This study is a comprehensive numerical investigation of the Lg-wave geometrical spreading for vertically inhomogeneous media. I modeled a suite of source and path parameters and measured different Lg amplitudes including root-mean-square (rms), peak-to-peak, third-peak (Nuttli, 1980; Patton, 2001), envelope-peak, and spectral amplitudes for analysis.
The main result of this investigation is that the estimation of Lg spreading rates from the rms amplitudes and from the spectral amplitudes yielded the most reliable estimates that are basically independent of almost all the source and path variables within the parameter ranges that I simulated. I obtained a spreading rate of Δ-1.0 for the rms amplitude and a rate of Δ-0.5 for the spectral amplitude across the frequency band of the data. The relationship between the two spreading-rate estimates is consistent with Parseval's theorem.
Spreading-rate estimates from other amplitude measurements show larger variations with the variation of source and path parameters. These variations suggest that the behavior Lg peak amplitudes might be more complex than that of a single-mode Airy phase. The decay of the third-peak amplitudes appears to be less rapid than the decay of the peak-to-peak and envelope-peak amplitudes.
There are no systematic changes in the spreading rates due to the variation of variables such as velocity model, source depth, and source mechanism. The introduction of a gradient zone at the crust-mantle boundary and the earth-flattening transformation did not change the spreading rates significantly, at least not beyond certain source-receiver distances.

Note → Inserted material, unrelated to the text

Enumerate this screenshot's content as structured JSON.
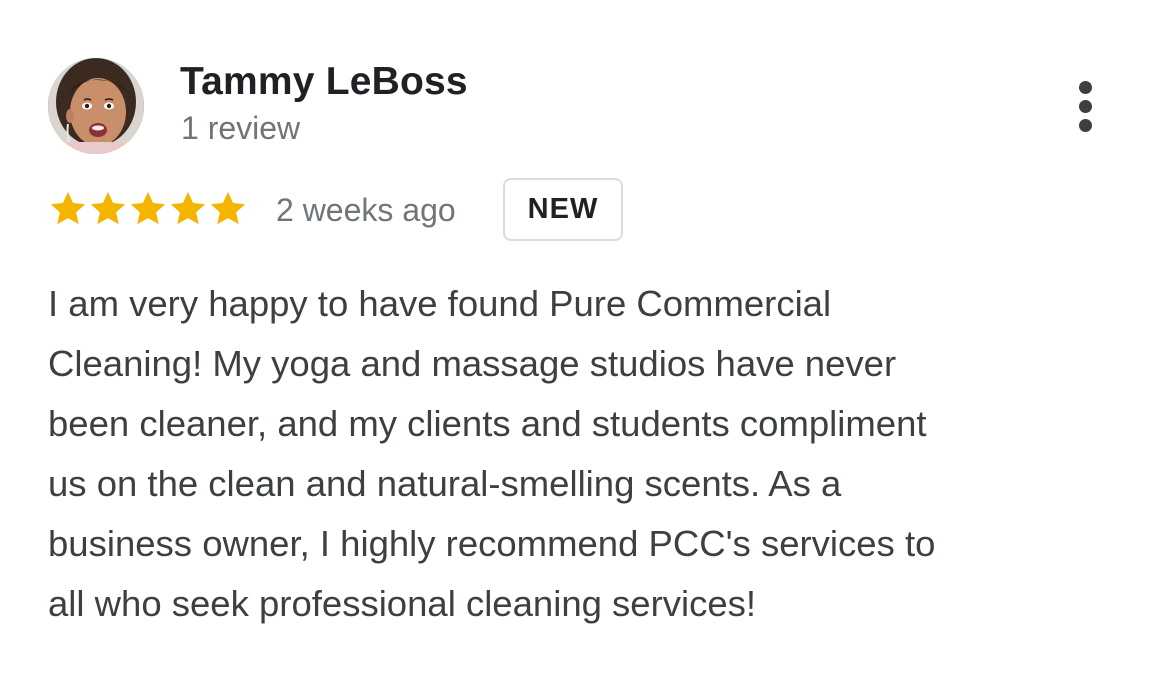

The most important variable affecting the Lg spreading appears to be the closeness of the source to major velocity discontinuities in the velocity models.